── Information given ──

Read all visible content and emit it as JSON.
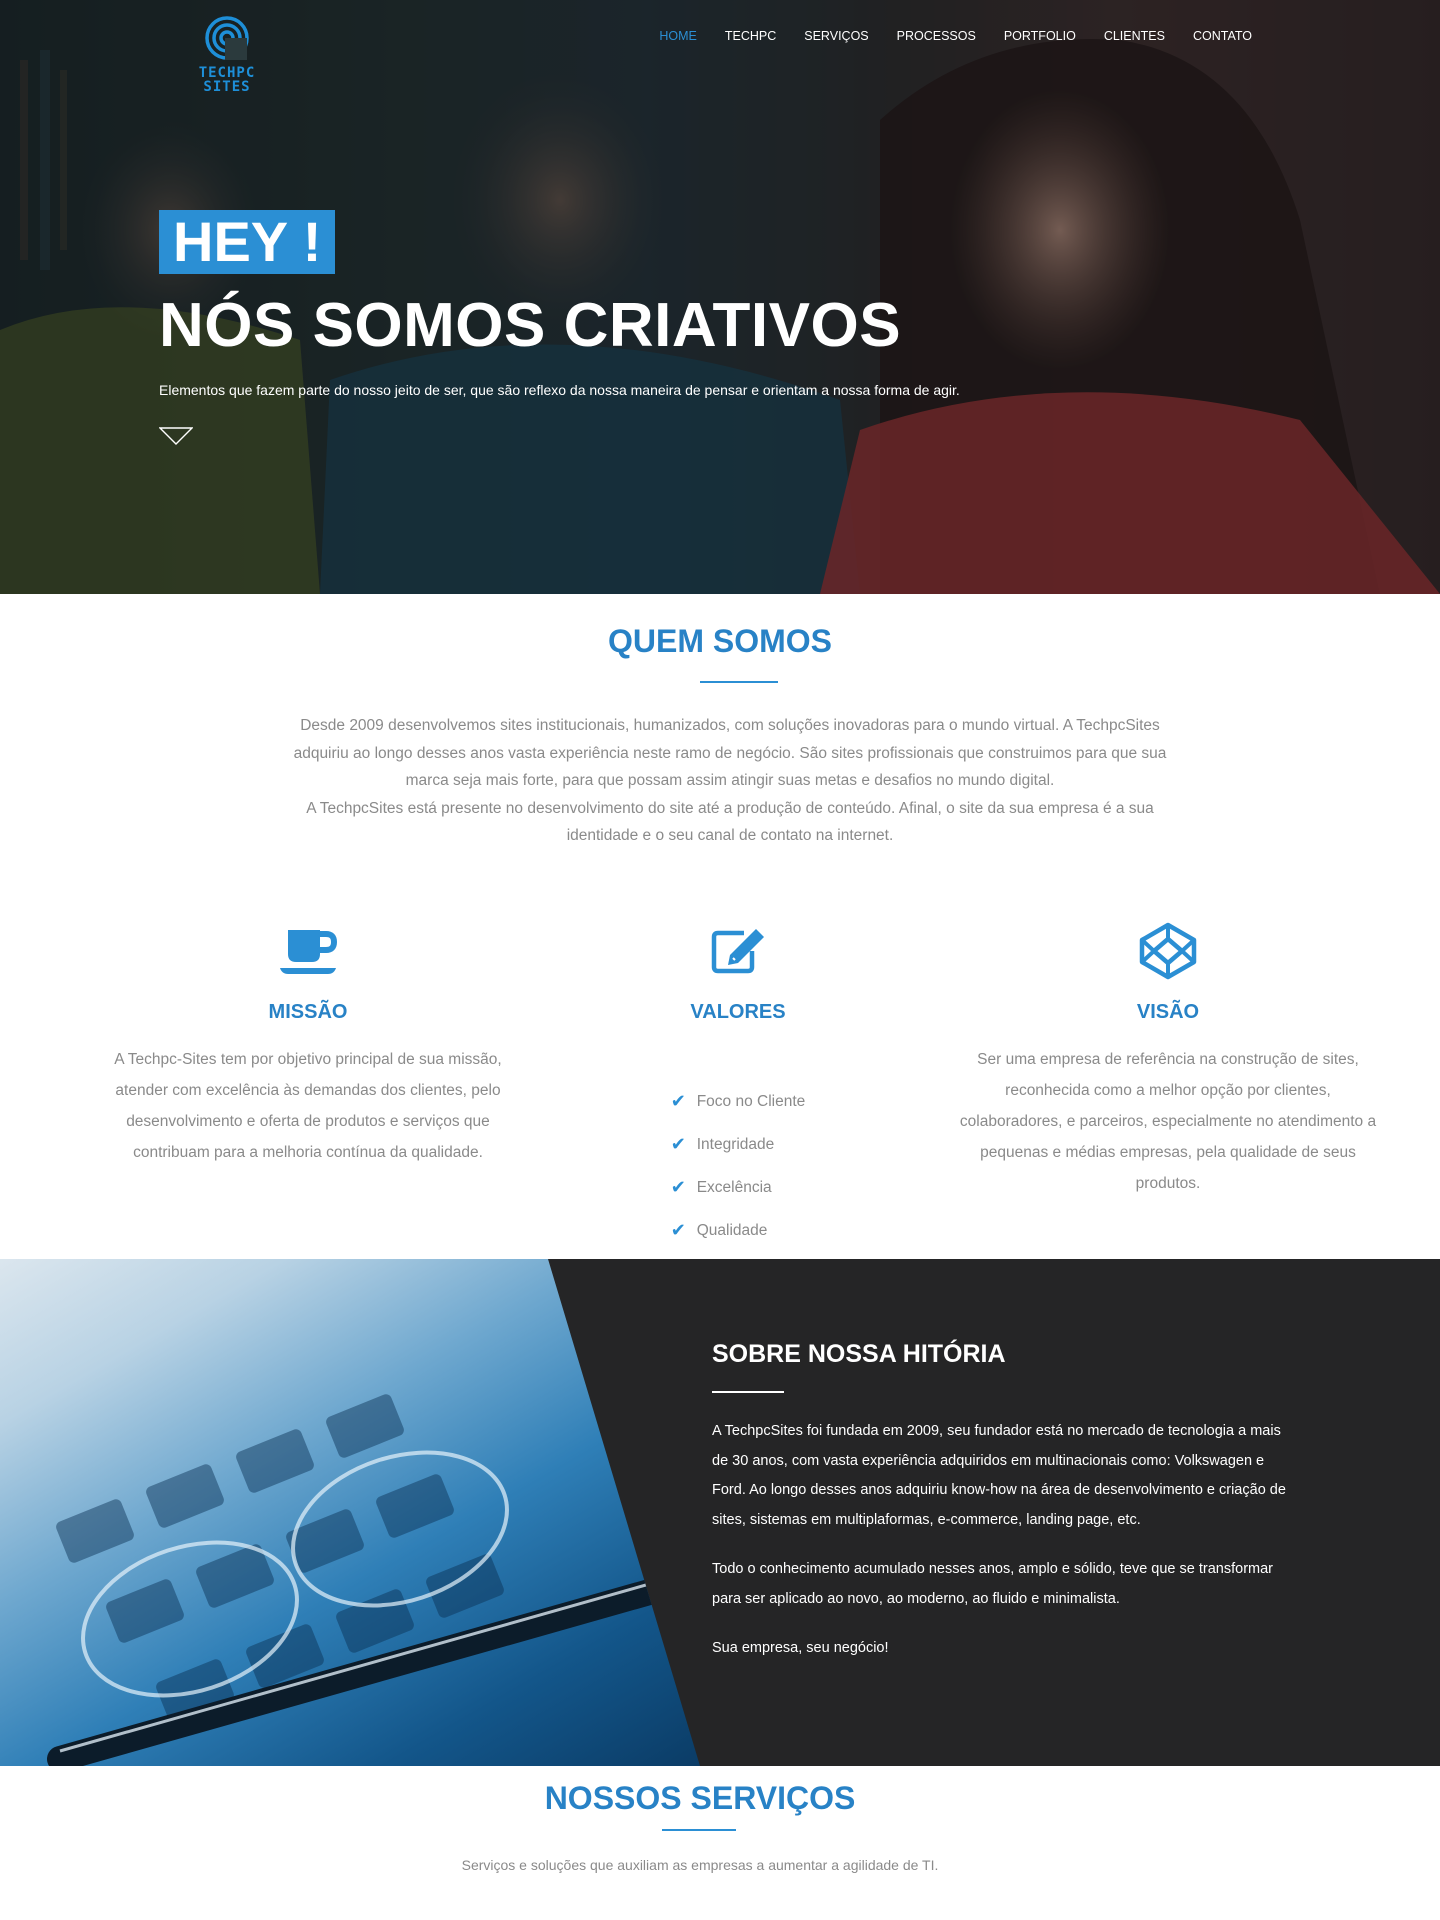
{
  "brand": {
    "logo_text": "TECHPC SITES",
    "accent": "#2b8fd4",
    "title_blue": "#2882c6"
  },
  "nav": {
    "items": [
      {
        "label": "HOME",
        "active": true
      },
      {
        "label": "TECHPC"
      },
      {
        "label": "SERVIÇOS"
      },
      {
        "label": "PROCESSOS"
      },
      {
        "label": "PORTFOLIO"
      },
      {
        "label": "CLIENTES"
      },
      {
        "label": "CONTATO"
      }
    ]
  },
  "hero": {
    "badge": "HEY !",
    "title": "NÓS SOMOS CRIATIVOS",
    "subtitle": "Elementos que fazem parte do nosso jeito de ser, que são reflexo da nossa maneira de pensar e orientam a nossa forma de agir.",
    "arrow_icon": "chevron-down-outline-icon"
  },
  "about": {
    "title": "QUEM SOMOS",
    "text_1": "Desde 2009 desenvolvemos sites institucionais, humanizados, com soluções inovadoras para o mundo virtual. A TechpcSites adquiriu ao longo desses anos vasta experiência neste ramo de negócio. São sites profissionais que construimos para que sua marca seja mais forte, para que possam assim atingir suas metas e desafios no mundo digital.",
    "text_2": "A TechpcSites está presente no desenvolvimento do site até a produção de conteúdo. Afinal, o site da sua empresa é a sua identidade e o seu canal de contato na internet."
  },
  "missao": {
    "icon": "coffee-cup-icon",
    "title": "MISSÃO",
    "text": "A Techpc-Sites tem por objetivo principal de sua missão, atender com excelência às demandas dos clientes, pelo desenvolvimento e oferta de produtos e serviços que contribuam para a melhoria contínua da qualidade."
  },
  "valores": {
    "icon": "edit-pencil-icon",
    "title": "VALORES",
    "items": [
      "Foco no Cliente",
      "Integridade",
      "Excelência",
      "Qualidade"
    ]
  },
  "visao": {
    "icon": "codepen-cube-icon",
    "title": "VISÃO",
    "text": "Ser uma empresa de referência na construção de sites, reconhecida como a melhor opção por clientes, colaboradores, e parceiros, especialmente no atendimento a pequenas e médias empresas, pela qualidade de seus produtos."
  },
  "history": {
    "title": "SOBRE NOSSA HITÓRIA",
    "p1": "A TechpcSites foi fundada em 2009, seu fundador está no mercado de tecnologia a mais de 30 anos, com vasta experiência adquiridos em multinacionais como: Volkswagen e Ford. Ao longo desses anos adquiriu know-how na área de desenvolvimento e criação de sites, sistemas em multiplaformas, e-commerce, landing page, etc.",
    "p2": "Todo o conhecimento acumulado nesses anos, amplo e sólido, teve que se transformar para ser aplicado ao novo, ao moderno, ao fluido e minimalista.",
    "p3": "Sua empresa, seu negócio!"
  },
  "services": {
    "title": "NOSSOS SERVIÇOS",
    "subtitle": "Serviços e soluções que auxiliam as empresas a aumentar a agilidade de TI."
  }
}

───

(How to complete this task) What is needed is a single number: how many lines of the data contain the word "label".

(Response) 7